Bill and I have been based in a town called Goma, on the volcanic border between Rwanda and the Democratic Republic of Congo for just over two years now. From here we travel overland and by plane to South Sudan for temporary assignments every other month.
Bill’s work in South Sudan is largely relief-focused: procurement of medicine for health facilities, supervision of mobile clinics in refugee (IDP) camps, etc., while I support schools and literacy programs. But our home and the majority of our work since early 2016 has been in the town of Goma where Bill is working with IMA World Health supporting a team of Congolese doctors, nurses and health specialists who are providing services to victims of sexual violence, sadly endemic in this part of the world (their program has served over 35,000 women and children since the onset). I work with our Congolese partner Heal Africa training teachers and working with local colleagues to provide services to orphans and vulnerable children.
Goma is a beautiful town, situated on picturesque Lake Kivu and surrounded on three sides by tall volcanic peaks. The soil, enriched by volcanic ash over the years, is rich and fertile. The climate at 5,000 feet is relatively cool compared to much of the continent, and the surrounding forests are inhabited by lowland gorillas and too many species of birds to count. In contrast to the geographic splendor lies an insidious evil. Decades of fighting have left hundreds of children abandoned in the streets, a shattered economy, and women with terrifying stories of rape and abuse. In an area overrun with conflict and armed militias, it has been said that “in this part of the world, it is more dangerous to be a woman than a solider”. A UN Ambassador called Goma the ‘rape capital of the world’. Such words, accurate or not, have not dissuaded Congolese women from speaking up and taking back their dignity and control of their lives.

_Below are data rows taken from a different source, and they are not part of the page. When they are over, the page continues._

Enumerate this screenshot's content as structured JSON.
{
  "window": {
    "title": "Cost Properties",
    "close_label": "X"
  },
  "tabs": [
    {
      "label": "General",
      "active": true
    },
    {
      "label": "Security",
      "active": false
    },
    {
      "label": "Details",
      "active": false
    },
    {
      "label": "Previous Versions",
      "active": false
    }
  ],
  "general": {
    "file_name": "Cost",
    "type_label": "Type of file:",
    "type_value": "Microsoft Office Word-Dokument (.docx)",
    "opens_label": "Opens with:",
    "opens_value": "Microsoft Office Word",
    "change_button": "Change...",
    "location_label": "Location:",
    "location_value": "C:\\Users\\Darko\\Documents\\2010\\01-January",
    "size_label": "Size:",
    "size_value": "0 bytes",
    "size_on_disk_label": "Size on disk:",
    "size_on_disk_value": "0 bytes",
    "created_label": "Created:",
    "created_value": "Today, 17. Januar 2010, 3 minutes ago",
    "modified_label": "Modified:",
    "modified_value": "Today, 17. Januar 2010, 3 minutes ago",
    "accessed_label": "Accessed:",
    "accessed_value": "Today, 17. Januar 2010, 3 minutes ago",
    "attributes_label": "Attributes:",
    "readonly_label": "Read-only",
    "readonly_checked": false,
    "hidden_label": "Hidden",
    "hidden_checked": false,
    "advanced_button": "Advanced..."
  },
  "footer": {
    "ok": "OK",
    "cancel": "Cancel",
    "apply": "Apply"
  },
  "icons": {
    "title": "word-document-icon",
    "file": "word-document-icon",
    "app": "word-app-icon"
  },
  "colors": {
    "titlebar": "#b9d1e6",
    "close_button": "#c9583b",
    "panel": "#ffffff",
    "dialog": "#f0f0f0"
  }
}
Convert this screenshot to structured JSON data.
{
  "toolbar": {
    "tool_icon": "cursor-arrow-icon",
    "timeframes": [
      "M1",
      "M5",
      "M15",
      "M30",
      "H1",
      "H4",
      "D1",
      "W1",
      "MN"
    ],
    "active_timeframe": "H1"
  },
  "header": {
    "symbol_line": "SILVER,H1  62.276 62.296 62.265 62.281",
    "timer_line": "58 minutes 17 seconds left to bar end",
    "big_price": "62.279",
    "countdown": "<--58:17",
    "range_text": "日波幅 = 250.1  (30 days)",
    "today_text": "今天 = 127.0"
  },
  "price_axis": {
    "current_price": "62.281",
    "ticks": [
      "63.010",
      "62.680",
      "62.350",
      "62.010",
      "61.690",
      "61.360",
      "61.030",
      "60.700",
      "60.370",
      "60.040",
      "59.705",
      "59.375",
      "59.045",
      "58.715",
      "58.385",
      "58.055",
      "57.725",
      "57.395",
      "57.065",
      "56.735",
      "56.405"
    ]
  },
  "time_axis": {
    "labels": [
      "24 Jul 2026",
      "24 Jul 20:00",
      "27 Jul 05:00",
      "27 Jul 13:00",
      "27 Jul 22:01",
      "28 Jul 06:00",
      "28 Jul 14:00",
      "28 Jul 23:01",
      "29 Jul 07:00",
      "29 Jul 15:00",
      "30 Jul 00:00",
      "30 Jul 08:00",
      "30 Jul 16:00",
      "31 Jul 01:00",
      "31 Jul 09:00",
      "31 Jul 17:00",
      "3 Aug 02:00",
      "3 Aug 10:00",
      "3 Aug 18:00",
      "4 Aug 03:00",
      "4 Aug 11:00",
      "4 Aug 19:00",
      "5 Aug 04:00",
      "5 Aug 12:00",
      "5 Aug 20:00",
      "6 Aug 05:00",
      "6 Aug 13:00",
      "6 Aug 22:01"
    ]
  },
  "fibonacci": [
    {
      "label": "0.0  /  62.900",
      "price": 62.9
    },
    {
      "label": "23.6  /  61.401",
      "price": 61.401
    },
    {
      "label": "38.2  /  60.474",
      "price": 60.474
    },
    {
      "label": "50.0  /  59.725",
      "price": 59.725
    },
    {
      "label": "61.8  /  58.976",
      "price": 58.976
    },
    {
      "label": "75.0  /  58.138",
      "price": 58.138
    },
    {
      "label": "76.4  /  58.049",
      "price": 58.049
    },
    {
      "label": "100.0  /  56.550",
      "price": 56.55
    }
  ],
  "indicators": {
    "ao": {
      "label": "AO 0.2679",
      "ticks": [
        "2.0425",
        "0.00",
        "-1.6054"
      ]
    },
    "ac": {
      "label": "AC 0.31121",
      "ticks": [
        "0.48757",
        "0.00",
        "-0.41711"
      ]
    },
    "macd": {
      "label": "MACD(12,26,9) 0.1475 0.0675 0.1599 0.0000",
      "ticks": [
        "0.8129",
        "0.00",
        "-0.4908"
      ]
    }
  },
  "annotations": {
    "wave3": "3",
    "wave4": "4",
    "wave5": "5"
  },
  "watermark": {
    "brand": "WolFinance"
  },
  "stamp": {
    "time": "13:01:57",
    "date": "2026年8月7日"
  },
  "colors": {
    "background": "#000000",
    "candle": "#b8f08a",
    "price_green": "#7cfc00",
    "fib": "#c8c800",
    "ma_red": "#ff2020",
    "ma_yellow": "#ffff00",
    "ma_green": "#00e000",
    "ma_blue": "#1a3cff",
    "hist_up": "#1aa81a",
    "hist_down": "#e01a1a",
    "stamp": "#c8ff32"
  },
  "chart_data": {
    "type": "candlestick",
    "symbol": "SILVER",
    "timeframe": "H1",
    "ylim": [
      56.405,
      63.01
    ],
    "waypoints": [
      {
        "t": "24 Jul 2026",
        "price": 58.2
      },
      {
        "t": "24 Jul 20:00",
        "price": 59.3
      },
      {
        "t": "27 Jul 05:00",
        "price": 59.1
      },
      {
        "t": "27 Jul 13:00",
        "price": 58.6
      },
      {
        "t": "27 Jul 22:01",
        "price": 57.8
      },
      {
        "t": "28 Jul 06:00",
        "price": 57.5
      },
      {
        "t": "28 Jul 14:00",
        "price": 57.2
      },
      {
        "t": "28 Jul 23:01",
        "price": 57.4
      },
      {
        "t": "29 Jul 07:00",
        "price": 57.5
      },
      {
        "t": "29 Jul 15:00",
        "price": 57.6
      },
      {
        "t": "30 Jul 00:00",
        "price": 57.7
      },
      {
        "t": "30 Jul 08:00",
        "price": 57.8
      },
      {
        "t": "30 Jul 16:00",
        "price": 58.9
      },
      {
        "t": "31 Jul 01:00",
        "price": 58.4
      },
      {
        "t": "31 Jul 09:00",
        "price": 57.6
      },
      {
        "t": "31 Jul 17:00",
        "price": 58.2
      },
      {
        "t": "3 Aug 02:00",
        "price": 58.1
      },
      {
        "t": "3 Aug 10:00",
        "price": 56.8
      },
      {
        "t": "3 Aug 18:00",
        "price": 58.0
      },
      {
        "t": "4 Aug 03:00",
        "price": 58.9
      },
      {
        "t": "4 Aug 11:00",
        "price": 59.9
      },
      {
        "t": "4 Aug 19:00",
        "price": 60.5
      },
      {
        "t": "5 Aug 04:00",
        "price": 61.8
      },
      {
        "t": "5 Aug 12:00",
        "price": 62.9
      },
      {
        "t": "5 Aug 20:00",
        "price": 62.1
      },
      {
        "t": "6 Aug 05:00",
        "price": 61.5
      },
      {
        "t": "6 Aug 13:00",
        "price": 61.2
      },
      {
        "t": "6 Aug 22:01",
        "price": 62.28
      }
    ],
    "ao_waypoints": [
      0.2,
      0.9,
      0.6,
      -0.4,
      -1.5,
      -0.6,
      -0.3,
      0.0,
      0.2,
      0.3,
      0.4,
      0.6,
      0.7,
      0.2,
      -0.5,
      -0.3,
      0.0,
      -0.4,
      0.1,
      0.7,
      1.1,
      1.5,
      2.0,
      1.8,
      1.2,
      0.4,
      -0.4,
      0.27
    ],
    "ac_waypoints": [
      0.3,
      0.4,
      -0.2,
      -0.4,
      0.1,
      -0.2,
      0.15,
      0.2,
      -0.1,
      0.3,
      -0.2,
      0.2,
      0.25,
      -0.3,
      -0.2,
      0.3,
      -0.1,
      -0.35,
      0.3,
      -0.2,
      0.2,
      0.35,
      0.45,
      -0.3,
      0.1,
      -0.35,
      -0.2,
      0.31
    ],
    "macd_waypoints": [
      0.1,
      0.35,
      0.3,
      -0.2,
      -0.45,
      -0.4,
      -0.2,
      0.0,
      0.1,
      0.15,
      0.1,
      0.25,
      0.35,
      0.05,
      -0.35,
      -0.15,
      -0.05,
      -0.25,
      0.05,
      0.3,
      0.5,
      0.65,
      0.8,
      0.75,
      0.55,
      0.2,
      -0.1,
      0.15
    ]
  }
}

This past month we celebrated “International Women’s Day” in Goma with hundreds of staff, partners, and survivors with whom Bill and I have had the privilege of working these past few years. The events included workshops on promoting women’s leadership and changing harmful cultural norms, as well as times of testimony and prayer … seasoned with precious moments of song, dancing, and fellowship. There was an abundance of tears, of pain, of healing, of kinship, of solidarity, and of joy.
We set out for Africa 25 years ago with the intention of working in schools and hospitals: delivering babies, teaching in classrooms, training and discipling the next generation of young doctors and teachers. Today we are attached to neither hospital nor school. In South Sudan we travel through empty villages, witnessing the scorched-earth policy of ethnic-conflicts while endeavoring to provide services to those displaced in camps or settlements. In the Congo we work with those with labels such as survivor, victim, abandoned, or abused. This is not the life’s work we envisioned doing or necessarily trained for. We have learned, however, that fulfillment comes not so much in ‘doing’ … but rather in ‘being’: being present, being touched, being challenged, and in being changed. We are so thankful for these opportunities we have had to be part of a Kingdom-building venture … and see lives healed and hope restored!
“To all those who have dedicated their lives and careers raising the status of women in our society. Those who have fought for justice and clothed women with dignity, we see you!” — Heal Africa 3/18